Day 25 – poem about peace

cow-in-poppy-fieldCROP

Today is always a day of conflicting emotions for me. Been trying to resolve my attitude towards it for 25 years. This is one of the pomes that came out after percolating about it all day. I’m happy enough with it. Hope my googleTranslate French is accurate.

Voix parmi les vaches

All I’ve heard for a long time now
is French farmers calling their cows.
It’s a musical enough language
& everything sounds more beautiful;
but I do miss the Aussie drawl
And the sky over this western front
Is no where near as big as
the west where I was once from.

The sun has gone down.
All my comrades have grown
old, gone beyond. Joined me,
in their way. So let us sleep.
We are grateful for your thoughts
but our graves no longer want
or need your remembrances.
You offer us a minute of silence.

Let’s try it for a century,
see if we can let it all just, settle.

 

NB Very hitech technicalised tech issues meant I was unable to post yesterday’s NaPoWriMo post as intended. About quarter to twelve with the image chosen, the bulk of the text typed into this blog & most of the miscellaneous tags & faff taken care of, I was suddenly unable to type anymore: turns out the rechargeable batteries in my wireless keyboard had gone flat & being the organised soul I am, I had neglected to backup charge any for, oh some weeks…

 

Advertisements

Day 25 – The Year of One Day

Today is a controversial day for many. But it’s been good to me. The past 2 years now, I’ve got good poems out of it. Today I re-read Alan Seymour’s “classic Aussie play” The One Day of the Year, about the changing face of Anzac Day in the 60’s. I haven’t read it since uni, & ironically while it has dated, many of the issues it explores are still ones that people argue about today.

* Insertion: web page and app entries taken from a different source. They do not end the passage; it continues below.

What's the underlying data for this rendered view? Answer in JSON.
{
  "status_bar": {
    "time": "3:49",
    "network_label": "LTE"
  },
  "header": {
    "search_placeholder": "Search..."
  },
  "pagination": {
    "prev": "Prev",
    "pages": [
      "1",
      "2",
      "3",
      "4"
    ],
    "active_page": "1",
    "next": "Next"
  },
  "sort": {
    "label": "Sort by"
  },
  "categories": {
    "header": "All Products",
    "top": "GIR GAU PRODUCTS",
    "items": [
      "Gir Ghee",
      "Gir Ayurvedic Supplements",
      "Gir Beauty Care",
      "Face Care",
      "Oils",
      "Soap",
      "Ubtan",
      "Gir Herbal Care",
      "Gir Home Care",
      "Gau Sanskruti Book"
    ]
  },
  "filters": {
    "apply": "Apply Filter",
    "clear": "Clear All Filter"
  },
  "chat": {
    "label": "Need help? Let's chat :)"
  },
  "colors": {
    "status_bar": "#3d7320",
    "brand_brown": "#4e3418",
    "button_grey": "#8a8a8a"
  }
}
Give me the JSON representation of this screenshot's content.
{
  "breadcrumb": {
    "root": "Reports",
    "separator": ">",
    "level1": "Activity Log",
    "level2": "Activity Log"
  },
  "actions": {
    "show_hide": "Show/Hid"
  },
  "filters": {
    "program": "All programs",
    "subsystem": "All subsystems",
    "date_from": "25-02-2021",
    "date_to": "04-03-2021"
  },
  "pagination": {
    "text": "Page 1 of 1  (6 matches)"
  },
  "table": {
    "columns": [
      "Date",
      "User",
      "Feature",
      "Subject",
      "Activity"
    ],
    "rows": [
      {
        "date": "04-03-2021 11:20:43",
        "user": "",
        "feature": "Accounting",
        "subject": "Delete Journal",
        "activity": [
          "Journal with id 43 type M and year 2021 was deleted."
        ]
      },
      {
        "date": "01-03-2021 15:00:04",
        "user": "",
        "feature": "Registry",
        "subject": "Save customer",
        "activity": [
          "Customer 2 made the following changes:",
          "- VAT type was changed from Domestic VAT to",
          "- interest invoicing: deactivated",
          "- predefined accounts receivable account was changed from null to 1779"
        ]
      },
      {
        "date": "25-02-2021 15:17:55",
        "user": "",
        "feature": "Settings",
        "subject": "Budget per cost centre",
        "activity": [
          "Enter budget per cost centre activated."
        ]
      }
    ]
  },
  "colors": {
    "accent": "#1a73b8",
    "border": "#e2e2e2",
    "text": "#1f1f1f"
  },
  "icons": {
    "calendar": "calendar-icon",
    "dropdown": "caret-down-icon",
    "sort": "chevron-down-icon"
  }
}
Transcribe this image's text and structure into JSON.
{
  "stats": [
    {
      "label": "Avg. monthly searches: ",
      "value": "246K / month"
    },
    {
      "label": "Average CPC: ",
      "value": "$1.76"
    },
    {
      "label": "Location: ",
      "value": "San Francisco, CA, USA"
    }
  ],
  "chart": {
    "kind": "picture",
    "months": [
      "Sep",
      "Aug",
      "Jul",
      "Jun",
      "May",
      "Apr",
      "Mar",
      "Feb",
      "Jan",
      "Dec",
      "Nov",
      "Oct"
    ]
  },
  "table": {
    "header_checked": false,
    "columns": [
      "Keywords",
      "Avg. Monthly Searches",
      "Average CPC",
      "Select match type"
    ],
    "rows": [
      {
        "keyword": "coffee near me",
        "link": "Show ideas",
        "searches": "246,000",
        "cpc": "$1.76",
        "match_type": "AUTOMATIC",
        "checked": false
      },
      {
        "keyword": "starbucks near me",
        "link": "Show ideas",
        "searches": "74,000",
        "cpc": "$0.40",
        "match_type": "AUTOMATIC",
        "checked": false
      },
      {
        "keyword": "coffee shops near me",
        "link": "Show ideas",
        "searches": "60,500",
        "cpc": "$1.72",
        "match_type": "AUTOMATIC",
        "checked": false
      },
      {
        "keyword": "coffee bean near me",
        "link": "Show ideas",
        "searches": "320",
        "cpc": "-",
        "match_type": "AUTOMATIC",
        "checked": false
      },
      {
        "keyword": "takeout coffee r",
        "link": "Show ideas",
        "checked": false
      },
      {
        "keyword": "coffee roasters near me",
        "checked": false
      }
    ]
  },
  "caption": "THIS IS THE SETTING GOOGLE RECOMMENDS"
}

I began with its last line (Last Line, Gone) & continued from there…

the last post

i.

love its haunting frail warbly wobbly squeaky somehow off-key, off-kilter
voice trying to be courageous to death’s face but never quite succeeding
forlorn melancholy brassy vulnerability half-farting battlefield bravado
but most of all the strange perception that no matter how well played
it always sounds like there’s a note wrong in there — somewhere

ii.

yes, it’s time to turn off the taps we’ve had our last warning
your duty is done your time is over your rest deserves peace

last postCROP

The last line of The One Day of the Year is: “i’m a bloody Australian & i’ll always …